** What you should do **
Give every line below again, exactly.

** Source records **
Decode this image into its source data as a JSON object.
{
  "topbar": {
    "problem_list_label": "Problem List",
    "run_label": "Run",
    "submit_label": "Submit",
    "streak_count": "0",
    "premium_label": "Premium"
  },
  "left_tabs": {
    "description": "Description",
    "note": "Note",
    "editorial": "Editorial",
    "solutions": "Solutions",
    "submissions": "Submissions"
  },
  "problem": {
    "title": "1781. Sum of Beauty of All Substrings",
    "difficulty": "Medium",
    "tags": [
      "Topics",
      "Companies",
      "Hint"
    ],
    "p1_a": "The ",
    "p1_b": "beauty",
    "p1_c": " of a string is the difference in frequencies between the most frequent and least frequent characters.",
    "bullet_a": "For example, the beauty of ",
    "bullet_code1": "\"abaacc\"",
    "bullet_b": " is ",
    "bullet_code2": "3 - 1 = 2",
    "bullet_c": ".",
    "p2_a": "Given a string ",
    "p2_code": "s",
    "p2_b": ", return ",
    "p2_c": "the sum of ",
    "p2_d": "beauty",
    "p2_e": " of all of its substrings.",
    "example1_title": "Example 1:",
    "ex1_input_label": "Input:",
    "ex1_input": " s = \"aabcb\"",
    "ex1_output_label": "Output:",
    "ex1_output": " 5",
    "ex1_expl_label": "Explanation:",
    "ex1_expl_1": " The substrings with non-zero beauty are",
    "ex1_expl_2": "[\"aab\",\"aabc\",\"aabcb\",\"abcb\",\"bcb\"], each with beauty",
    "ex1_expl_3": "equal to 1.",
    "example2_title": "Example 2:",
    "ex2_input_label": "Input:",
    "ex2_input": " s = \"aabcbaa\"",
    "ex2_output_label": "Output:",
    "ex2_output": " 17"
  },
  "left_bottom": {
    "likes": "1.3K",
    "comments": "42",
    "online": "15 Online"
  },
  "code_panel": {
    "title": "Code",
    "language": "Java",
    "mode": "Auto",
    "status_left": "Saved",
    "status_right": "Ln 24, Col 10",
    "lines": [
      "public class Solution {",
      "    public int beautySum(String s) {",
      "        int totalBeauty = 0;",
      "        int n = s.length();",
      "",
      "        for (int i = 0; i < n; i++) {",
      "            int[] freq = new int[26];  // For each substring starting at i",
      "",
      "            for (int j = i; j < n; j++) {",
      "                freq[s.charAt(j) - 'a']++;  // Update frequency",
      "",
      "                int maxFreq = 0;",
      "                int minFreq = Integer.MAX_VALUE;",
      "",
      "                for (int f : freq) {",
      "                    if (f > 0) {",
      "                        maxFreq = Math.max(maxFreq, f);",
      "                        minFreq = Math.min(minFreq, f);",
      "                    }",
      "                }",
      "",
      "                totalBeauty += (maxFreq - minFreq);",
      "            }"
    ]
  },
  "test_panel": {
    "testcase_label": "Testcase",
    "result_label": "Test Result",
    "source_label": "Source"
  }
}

** Solution for this task **
Decode this image into its source data as a JSON object.
{
  "topbar": {
    "problem_list_label": "Problem List",
    "run_label": "Run",
    "submit_label": "Submit",
    "streak_count": "0",
    "premium_label": "Premium"
  },
  "left_tabs": {
    "description": "Description",
    "note": "Note",
    "editorial": "Editorial",
    "solutions": "Solutions",
    "submissions": "Submissions"
  },
  "problem": {
    "title": "1781. Sum of Beauty of All Substrings",
    "difficulty": "Medium",
    "tags": [
      "Topics",
      "Companies",
      "Hint"
    ],
    "p1_a": "The ",
    "p1_b": "beauty",
    "p1_c": " of a string is the difference in frequencies between the most frequent and least frequent characters.",
    "bullet_a": "For example, the beauty of ",
    "bullet_code1": "\"abaacc\"",
    "bullet_b": " is ",
    "bullet_code2": "3 - 1 = 2",
    "bullet_c": ".",
    "p2_a": "Given a string ",
    "p2_code": "s",
    "p2_b": ", return ",
    "p2_c": "the sum of ",
    "p2_d": "beauty",
    "p2_e": " of all of its substrings.",
    "example1_title": "Example 1:",
    "ex1_input_label": "Input:",
    "ex1_input": " s = \"aabcb\"",
    "ex1_output_label": "Output:",
    "ex1_output": " 5",
    "ex1_expl_label": "Explanation:",
    "ex1_expl_1": " The substrings with non-zero beauty are",
    "ex1_expl_2": "[\"aab\",\"aabc\",\"aabcb\",\"abcb\",\"bcb\"], each with beauty",
    "ex1_expl_3": "equal to 1.",
    "example2_title": "Example 2:",
    "ex2_input_label": "Input:",
    "ex2_input": " s = \"aabcbaa\"",
    "ex2_output_label": "Output:",
    "ex2_output": " 17"
  },
  "left_bottom": {
    "likes": "1.3K",
    "comments": "42",
    "online": "15 Online"
  },
  "code_panel": {
    "title": "Code",
    "language": "Java",
    "mode": "Auto",
    "status_left": "Saved",
    "status_right": "Ln 24, Col 10",
    "lines": [
      "public class Solution {",
      "    public int beautySum(String s) {",
      "        int totalBeauty = 0;",
      "        int n = s.length();",
      "",
      "        for (int i = 0; i < n; i++) {",
      "            int[] freq = new int[26];  // For each substring starting at i",
      "",
      "            for (int j = i; j < n; j++) {",
      "                freq[s.charAt(j) - 'a']++;  // Update frequency",
      "",
      "                int maxFreq = 0;",
      "                int minFreq = Integer.MAX_VALUE;",
      "",
      "                for (int f : freq) {",
      "                    if (f > 0) {",
      "                        maxFreq = Math.max(maxFreq, f);",
      "                        minFreq = Math.min(minFreq, f);",
      "                    }",
      "                }",
      "",
      "                totalBeauty += (maxFreq - minFreq);",
      "            }"
    ]
  },
  "test_panel": {
    "testcase_label": "Testcase",
    "result_label": "Test Result",
    "source_label": "Source"
  }
}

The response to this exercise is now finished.